|Publisher||University of Oklahoma Press|
|Publication Date||May 15, 1999|
Deep within the forest in northern Guatemala lie the ruins of Río Azul, a Maya city that reached one-third the size of Tikal. Discovered and partially explored in the early 1960s, Río Azul and the surrounding region were more fully investigated between 1983 and 1987 by an archaeological team led by Richard E. W. Adams. In this summary, Adams integrates the findings of field archaeologists with those of the epigraphers and art historians to recreate the life of this Maya city from the little-known Early Classic period.
Remains in the Río Azul area date from 900 B.C. to A.D. 850. The data indicate that, unlike most Maya cities that have been studied, Río Azul was a frontier town, an administrative center, with alternating defense and trade outpost functions. About A.D. 385, the Río Azul region was conquered and the city founded by Tikal, serving as a Teotihuacan-linked garrison for that capital. Nearly all of the more than seven hundred structures found within Río Azul were erected between A.D. 390 and 530.
Acres of pavement were laid down around some thirty complexes of residences, temples, and tombs notable for the brightly painted red hieroglyphs and murals on their walls. The elaborate complexes and sumptuous artifacts suggest a city with a heavy proportion of aristocratic families and retainers.

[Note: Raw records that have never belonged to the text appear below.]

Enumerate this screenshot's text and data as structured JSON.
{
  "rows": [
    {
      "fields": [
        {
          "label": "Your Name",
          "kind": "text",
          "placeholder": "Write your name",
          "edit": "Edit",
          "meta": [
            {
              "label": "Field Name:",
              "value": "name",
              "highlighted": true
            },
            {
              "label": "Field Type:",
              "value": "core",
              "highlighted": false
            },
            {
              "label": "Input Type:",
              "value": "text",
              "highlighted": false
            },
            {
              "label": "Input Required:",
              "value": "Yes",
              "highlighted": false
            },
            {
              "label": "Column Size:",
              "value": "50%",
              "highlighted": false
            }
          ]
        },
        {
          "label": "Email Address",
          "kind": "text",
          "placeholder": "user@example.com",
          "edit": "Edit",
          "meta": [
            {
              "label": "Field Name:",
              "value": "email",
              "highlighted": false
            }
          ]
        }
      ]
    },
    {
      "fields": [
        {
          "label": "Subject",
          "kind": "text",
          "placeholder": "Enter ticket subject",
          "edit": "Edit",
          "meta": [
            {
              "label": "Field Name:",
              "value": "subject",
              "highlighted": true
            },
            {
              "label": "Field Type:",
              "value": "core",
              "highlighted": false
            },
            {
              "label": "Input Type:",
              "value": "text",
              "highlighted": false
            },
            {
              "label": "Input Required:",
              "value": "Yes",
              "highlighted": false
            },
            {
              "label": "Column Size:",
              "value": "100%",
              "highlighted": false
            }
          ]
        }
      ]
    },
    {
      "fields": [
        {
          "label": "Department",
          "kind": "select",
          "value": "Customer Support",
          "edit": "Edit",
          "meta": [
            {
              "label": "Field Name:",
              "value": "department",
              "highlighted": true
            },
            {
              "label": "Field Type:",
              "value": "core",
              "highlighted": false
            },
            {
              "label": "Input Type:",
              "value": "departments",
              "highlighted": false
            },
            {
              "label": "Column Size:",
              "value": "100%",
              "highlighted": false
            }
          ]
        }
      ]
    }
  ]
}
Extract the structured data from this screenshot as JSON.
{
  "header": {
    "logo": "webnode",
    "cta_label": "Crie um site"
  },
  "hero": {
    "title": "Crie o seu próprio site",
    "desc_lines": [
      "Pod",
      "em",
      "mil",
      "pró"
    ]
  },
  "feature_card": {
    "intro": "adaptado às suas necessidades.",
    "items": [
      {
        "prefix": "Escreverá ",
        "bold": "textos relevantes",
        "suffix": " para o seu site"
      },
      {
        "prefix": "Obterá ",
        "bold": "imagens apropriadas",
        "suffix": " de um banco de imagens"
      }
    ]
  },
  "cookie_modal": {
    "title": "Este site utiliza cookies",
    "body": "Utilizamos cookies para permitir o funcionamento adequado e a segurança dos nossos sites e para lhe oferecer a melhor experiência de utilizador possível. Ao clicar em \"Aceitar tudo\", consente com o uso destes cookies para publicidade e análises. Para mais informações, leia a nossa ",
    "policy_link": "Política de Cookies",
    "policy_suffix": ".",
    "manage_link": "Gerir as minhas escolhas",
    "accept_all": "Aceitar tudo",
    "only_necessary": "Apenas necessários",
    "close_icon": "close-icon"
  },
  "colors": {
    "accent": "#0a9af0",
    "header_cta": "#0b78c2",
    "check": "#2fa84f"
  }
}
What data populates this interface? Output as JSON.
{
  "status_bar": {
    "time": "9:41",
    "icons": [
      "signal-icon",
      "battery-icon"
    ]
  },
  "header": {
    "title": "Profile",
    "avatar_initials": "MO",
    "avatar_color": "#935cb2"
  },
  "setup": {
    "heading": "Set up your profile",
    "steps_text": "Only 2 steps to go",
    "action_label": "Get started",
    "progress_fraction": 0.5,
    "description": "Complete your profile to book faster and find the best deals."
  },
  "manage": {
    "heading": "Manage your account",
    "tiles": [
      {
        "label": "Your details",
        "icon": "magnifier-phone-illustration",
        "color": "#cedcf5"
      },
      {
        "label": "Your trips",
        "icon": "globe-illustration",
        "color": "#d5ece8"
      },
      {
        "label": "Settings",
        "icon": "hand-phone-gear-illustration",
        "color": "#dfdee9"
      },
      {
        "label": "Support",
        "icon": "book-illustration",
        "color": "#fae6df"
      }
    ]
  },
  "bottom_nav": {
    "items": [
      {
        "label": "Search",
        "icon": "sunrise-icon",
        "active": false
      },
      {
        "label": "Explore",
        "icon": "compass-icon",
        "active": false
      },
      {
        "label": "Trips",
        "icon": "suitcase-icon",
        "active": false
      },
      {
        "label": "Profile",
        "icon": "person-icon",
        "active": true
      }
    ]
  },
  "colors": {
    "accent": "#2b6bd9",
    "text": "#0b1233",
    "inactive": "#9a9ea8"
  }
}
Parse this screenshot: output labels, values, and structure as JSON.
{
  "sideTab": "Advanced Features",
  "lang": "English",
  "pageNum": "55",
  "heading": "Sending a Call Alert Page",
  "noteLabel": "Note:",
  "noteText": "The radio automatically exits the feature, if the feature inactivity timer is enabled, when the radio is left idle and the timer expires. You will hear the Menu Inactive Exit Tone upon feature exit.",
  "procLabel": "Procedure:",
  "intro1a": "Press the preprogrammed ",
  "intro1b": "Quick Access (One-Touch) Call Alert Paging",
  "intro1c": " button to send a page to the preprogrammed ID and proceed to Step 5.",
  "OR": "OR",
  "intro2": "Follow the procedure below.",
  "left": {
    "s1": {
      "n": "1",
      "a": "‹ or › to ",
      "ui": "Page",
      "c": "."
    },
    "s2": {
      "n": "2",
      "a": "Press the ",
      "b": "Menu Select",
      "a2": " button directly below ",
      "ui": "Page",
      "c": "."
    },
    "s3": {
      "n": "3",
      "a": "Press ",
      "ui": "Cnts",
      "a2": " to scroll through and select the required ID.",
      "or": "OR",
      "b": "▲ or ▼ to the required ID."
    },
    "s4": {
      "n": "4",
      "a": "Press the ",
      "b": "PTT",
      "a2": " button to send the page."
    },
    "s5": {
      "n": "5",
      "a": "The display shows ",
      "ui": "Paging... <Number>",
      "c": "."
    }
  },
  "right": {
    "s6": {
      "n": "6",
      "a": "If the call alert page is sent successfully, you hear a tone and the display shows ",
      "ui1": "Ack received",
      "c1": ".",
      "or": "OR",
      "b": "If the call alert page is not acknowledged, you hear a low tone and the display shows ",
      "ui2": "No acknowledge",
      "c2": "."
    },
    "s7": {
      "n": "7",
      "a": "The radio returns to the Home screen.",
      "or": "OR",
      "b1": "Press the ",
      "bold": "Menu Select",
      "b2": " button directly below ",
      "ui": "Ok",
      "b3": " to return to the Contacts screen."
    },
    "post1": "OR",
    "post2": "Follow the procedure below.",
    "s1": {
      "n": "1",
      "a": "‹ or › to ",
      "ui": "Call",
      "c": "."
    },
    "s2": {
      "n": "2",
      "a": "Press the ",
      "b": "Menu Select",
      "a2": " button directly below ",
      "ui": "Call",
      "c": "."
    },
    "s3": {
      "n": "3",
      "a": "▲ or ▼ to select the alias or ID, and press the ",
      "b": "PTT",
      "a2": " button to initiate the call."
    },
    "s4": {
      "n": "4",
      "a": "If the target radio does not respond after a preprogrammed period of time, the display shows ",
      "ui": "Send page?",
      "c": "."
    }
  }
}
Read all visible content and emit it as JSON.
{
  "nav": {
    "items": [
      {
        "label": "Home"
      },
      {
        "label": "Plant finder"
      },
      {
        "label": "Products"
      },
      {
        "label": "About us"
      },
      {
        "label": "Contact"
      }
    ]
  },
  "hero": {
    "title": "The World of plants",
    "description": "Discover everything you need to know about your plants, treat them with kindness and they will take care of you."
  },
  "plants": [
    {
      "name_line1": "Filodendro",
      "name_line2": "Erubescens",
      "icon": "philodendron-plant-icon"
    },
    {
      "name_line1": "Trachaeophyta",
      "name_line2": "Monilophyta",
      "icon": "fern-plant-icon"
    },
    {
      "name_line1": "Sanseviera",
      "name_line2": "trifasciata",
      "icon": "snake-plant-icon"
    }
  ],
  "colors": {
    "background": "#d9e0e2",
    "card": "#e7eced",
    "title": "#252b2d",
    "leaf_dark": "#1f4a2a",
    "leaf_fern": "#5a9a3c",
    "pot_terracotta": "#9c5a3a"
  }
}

Around A.D. 530, Río Azul appears to have been suddenly destroyed. The city was abandoned, then reoccupied--only to stagnate and finally collapse, like many other Classic Maya cities, in the late ninth century.